Fringe Festival 2013: Critics' Pics
I'll be blogging here throughout the festival, relaying my thoughts, opinions, observations, and whatnot as I join the throngs of folks making plans, tossing those plans aside when we hear about an exciting fresh show, and generally overdosing on theater for the next week and a half.
Though it is good to be flexible and ready to take in something because it just looks cool, it is also important to be like a Boy Scout at the Fringe. Preparation ranges from making reservations for sure-to-be-hot tickets ahead of time so you aren't left on the outside looking in, say at perennial favorite Joseph Scrimshaw's entry this year -- which will be presented in the tiny University of Minnesota Rarig Center's Xperimental Theater.

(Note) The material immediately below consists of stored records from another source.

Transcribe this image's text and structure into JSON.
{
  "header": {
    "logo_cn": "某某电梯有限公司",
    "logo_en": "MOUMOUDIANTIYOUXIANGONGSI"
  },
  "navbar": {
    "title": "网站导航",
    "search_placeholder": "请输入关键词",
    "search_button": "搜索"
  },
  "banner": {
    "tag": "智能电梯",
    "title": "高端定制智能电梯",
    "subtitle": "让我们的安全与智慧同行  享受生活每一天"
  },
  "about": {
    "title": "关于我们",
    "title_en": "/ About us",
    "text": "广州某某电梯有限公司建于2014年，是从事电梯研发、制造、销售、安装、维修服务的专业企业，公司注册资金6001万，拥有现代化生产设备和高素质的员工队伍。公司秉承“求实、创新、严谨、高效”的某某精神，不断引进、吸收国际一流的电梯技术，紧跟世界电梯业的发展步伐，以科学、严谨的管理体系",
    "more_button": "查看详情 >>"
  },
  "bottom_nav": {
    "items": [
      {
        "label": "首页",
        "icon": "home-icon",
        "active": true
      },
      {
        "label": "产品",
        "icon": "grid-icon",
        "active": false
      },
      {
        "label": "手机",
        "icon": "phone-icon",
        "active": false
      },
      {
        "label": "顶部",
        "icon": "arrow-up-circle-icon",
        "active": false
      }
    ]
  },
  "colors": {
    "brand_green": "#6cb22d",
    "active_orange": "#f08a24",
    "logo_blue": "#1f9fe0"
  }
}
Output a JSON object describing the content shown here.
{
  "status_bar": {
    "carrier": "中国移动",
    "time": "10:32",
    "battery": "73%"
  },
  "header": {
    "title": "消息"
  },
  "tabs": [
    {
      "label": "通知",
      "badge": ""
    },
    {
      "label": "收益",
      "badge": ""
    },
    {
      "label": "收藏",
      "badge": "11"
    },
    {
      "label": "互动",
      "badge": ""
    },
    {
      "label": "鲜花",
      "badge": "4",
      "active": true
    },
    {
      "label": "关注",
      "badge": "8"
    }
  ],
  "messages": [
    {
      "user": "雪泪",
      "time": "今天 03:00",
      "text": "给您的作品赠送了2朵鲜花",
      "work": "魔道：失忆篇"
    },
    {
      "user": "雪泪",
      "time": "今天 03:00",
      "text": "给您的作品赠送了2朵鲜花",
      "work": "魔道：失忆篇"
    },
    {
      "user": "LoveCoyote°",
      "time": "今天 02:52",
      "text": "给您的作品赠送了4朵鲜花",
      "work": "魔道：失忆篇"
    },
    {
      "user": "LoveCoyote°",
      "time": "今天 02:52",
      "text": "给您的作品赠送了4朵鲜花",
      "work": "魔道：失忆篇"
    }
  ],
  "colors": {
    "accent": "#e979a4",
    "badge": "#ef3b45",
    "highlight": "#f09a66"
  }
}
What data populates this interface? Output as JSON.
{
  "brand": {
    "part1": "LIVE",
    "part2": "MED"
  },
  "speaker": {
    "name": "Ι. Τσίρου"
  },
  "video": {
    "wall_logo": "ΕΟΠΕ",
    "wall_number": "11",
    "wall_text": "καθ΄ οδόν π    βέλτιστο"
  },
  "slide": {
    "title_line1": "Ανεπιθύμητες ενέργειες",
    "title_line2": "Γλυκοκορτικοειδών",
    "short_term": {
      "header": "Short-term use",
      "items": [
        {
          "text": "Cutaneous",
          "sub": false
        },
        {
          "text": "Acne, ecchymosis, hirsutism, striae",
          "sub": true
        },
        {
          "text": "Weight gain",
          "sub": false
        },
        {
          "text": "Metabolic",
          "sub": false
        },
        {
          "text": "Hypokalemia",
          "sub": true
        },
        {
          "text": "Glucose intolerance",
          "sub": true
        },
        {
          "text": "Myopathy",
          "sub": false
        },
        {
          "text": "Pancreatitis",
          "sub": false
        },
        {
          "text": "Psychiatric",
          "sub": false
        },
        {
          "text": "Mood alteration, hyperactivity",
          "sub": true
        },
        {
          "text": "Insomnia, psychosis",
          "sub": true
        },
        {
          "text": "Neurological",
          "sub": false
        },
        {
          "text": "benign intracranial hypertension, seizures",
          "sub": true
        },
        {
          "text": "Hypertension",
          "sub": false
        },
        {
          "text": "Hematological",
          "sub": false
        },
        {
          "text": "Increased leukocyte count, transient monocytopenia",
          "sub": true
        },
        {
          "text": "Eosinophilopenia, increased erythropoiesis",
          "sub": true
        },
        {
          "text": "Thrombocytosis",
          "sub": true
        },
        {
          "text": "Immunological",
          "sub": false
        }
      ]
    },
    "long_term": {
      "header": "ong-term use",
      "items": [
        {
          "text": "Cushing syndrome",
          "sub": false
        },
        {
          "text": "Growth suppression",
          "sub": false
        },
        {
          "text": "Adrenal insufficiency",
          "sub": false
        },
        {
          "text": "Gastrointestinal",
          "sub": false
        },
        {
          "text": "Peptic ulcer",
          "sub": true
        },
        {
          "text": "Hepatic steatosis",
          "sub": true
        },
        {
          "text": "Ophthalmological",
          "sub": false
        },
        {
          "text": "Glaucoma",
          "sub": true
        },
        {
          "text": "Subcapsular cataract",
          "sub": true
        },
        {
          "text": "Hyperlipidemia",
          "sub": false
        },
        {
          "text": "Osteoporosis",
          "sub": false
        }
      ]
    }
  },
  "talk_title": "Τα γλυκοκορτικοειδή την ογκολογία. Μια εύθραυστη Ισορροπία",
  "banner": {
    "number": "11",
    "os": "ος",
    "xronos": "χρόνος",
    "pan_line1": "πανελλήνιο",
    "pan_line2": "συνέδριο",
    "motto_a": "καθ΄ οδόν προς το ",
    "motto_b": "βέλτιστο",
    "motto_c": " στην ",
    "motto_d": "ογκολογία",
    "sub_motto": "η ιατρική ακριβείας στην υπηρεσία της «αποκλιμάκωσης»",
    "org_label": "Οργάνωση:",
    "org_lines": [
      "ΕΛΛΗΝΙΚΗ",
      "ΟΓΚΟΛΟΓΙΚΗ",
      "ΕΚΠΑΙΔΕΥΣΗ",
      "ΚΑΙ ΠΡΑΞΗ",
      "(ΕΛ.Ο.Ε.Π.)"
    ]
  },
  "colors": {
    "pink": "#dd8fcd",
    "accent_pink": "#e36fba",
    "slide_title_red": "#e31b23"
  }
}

Knowing your geography is also important. There are four rough clusters of theaters in the festival: along Lyndale Avenue near Uptown, in the Loring Park area, downtown on Hennepin Avenue, and the West Bank area -- which stretches from the Southern and Theatre in the Round at Seven Corners all the way to the Playwrights' Center on 23rd and East Franklin.

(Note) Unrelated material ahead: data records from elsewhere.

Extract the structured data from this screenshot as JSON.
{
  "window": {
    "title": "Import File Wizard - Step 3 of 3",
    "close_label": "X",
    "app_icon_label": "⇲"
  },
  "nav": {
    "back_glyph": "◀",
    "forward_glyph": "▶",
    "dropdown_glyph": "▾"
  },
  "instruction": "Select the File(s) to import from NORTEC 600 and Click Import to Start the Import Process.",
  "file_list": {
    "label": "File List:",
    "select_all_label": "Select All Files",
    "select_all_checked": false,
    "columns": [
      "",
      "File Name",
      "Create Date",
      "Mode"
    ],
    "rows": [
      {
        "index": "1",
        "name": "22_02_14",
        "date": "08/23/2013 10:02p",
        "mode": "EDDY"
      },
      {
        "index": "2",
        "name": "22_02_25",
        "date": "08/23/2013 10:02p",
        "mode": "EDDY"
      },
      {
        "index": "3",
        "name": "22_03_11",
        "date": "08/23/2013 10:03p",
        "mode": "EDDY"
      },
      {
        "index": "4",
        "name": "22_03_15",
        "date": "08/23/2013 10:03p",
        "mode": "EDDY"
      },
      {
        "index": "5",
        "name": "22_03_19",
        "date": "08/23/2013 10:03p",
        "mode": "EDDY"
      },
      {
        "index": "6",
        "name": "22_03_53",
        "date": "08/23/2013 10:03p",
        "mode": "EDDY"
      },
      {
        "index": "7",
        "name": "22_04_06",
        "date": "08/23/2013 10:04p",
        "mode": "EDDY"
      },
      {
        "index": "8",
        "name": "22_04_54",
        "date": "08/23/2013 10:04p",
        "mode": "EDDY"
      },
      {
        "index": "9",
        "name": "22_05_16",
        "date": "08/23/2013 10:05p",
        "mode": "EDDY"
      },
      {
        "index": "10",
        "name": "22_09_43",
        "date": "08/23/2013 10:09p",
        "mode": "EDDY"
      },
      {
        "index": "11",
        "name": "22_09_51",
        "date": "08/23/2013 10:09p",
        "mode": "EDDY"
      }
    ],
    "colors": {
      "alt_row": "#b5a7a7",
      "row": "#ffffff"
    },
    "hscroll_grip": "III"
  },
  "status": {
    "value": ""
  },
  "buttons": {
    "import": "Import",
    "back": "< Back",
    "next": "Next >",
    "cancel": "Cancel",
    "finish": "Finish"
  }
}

There is half an hour between each Fringe performance and there is no late seating, so making a go between two theaters on opposite sides of town can be a problem. Often, it's not a bad idea to select an area and camp out there for the afternoon or evening. The number of stages in any of the clusters provides a real variety of things to see.
Waiting in lines is a part of the Fringe. There is a line to buy tickets (or redeem multi-passes) and then a line to get into the theater. For popular shows at the bigger venues, this means the line often snakes out of the lobby and onto the street. Again, be like a Boy Scout and prepare for the weather.
And what can you do in line? Well, you are surrounded by a bevy of folks who share your interests. It's a perfect time to swap stories and recommendations for favorite shows. Often times, it is the conversations in these lines that spark a Fringe hit.
If you are feeling antisocial, you can plan the rest of your Fringe day, or consult the Fringe web site for upcoming shows or reviews, or gawk at the critics and bloggers putting the finishing touches on the review for the last show they saw in the few minutes in line waiting for the next one to start.
It's all in a day at the Fringe.
IF YOU GO
20th Minnesota Fringe Festival
Various locations around Minneapolis
$12 for a single ticket; various multi-passes available. $4 festival button also required.